CR-V 2.2 i-DTEC EX Auto
the Nissan Qashqai
Honda that really got the soft-roader
market simmering. Hondas
may never have cleaned up in the
marketplace like the Nissan (both
are built in Britain)
been a consistent front-
runner since the badge was conjured
up in 1997...
NOW, AFTER MORE THAN FIVE MILLION have been sold worldwide (of which almost
200,000 have found homes in the UK), we're into the CR-V's fourth generation.
Have things changed? Well, it's longer and lower than the last one, and arguably
looks better. The well-defined wheel arches and pinched-in waistline look athletic,
and the only angle I don't really like is the heavy rear three-quarters.
One difference that's always marked the CR-V out from its 'softer' rivals is
that all generations so far have had 4x4 as standard. That's changing with the
new one: it becomes the first CR-V to be offered in two-wheel drive (though
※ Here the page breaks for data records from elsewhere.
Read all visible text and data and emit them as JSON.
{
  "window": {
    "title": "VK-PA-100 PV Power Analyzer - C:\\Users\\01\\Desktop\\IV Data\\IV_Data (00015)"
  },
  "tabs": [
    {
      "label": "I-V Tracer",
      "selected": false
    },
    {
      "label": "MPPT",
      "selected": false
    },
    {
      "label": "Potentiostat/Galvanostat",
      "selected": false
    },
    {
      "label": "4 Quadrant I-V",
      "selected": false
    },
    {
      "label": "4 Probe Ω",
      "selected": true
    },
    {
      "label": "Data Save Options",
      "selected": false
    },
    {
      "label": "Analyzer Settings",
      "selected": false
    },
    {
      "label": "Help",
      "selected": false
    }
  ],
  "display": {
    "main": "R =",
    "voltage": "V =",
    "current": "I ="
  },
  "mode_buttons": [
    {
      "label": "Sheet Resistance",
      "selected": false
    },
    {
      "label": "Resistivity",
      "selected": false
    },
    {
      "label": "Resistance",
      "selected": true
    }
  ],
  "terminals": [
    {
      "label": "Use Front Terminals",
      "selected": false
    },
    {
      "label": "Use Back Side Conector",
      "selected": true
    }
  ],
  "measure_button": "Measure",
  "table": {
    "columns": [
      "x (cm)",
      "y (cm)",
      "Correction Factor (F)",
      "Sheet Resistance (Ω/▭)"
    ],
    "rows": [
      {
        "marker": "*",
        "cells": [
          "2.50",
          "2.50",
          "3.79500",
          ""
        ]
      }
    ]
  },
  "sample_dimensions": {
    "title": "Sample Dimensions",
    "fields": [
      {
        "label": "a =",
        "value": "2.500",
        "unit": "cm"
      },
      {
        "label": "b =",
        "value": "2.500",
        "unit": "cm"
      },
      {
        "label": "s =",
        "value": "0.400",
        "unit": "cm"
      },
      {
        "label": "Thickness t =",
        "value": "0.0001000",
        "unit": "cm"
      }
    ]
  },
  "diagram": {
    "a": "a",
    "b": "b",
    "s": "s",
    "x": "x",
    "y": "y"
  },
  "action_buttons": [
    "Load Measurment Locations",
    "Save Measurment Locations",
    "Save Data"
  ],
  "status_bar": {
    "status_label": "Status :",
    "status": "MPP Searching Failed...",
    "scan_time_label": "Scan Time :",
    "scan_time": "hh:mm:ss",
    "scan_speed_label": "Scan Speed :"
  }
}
only with the 2.0-litre petrol engine).
makes the CR-V entry point cheaper (£21,395), although most buyers will continue
to choose 4WD, especially as on snow and ice you'll look a bit of a plonker
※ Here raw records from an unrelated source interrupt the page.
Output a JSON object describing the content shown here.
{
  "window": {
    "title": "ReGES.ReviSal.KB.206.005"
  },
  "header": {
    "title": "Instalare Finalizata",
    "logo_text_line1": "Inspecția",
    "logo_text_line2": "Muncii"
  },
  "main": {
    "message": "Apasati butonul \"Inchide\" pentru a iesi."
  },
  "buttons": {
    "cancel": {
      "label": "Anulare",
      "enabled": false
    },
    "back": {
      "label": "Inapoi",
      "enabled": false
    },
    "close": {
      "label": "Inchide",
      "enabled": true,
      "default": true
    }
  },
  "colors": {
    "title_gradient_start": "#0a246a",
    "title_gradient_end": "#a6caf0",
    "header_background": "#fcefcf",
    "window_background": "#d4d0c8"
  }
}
in a front-drive SUV that you can't get out of your own drive!
The new CR-V is bigger
weighing-in at 1,500kg
but the 148bhp
diesel is still capable
of hauling it to 62mph
in under 10 seconds.
It certainly feels
lively on the road, too,
and theres plenty of
torque if you need
to load it up to the
I got behind the wheel of a 4x4 version of what will be the more popular engine,
the 2.2-litre diesel. Although neither engine on offer (2.0 VTEC petrol and
2.2 i-DTEC diesel) are new, both have been tweaked for better efficiency.
The new CR-V is bigger and bulkier, weighing-in at 1,500kg. But the 148bhp diesel
is still capable of hauling it to 62mph in under 10 seconds. It certainly feels
lively on the road, too, and there's plenty of torque if you need to load it
up to the gunwales or pull a trailer.
A new bit of kit on this fourth-generation CR-V is electronic power steering,
which is not only better weighted than most other systems but communicates through
the steering wheel reasonably well. Also in a different class to before is the
Body roll is well damped and there's no lack of grip through fast corners. And
the damping is good enough that you never feel uncomfortable, even over rough
surfaces. Hill Start Assist is standard, with Hill Descent Control providing
hardcore off-roading ability should you need it.
The CR-V isn't the most economical choice on the market, though: the 2.2 diesel
automatic averages a meagre 41.5mpg and emits 180g/km. You can now flip a button
to enter a new Econ mode, which changes the throttle mapping for slightly better
Honda says that quality has been much improved with the new model. Certainly
the materials inside the cabin are far better, if not yet at VW/Audi levels.
The centre console also features a new five-inch multifunction display which
works very well.
is much improved, too. The wider, airier cabin has lots of space for passengers
and is peppered with cubby-holes and cup-holders. The boot is now much bigger
(at 589 litres) and the load floor is lower.
Body roll is well damped
and theres no lack of
grip through fast corners.
And the damping is good
enough that you never
feel uncomfortable, even
over rough surfaces...
one-pull levers flip up the seat bases, fold the headrests and flatten the seat
backs, liberating 1,648 litres of space and allowing you to stow a full-sized
Also handy is the standard powered tailgate, although the small rear window
makes visibility a bit tricky
make sure your CR-V comes with parking sensors.
is a strong suit for the CR-V, too, with a pile of airbags as standard and an
emergency braking system that can help avoid or mitigate low-speed accidents
(although it's an extra-cost option and only offered on the range-topping EX).
Other safety gear includes Lane-Keep Assist to alert you if you drift out of
lane, and Trailer Stability Assist to prevent fishtailing.
The range-topping EX has traditionally been the best-selling version in the
UK, which isn't surprising given its great spec. Conversely, the base S version
is definitely best avoided, as it has a pretty meagre spec list.
Honda CR-V 2.2 i-DTEC EX Auto | £32,650
Maximum speed: 118mph | 0-62mph: 9.7 seconds | Overall MPG: 41.5mpg
Power: 148bhp | Torque: 258lb ft | CO2 180g/km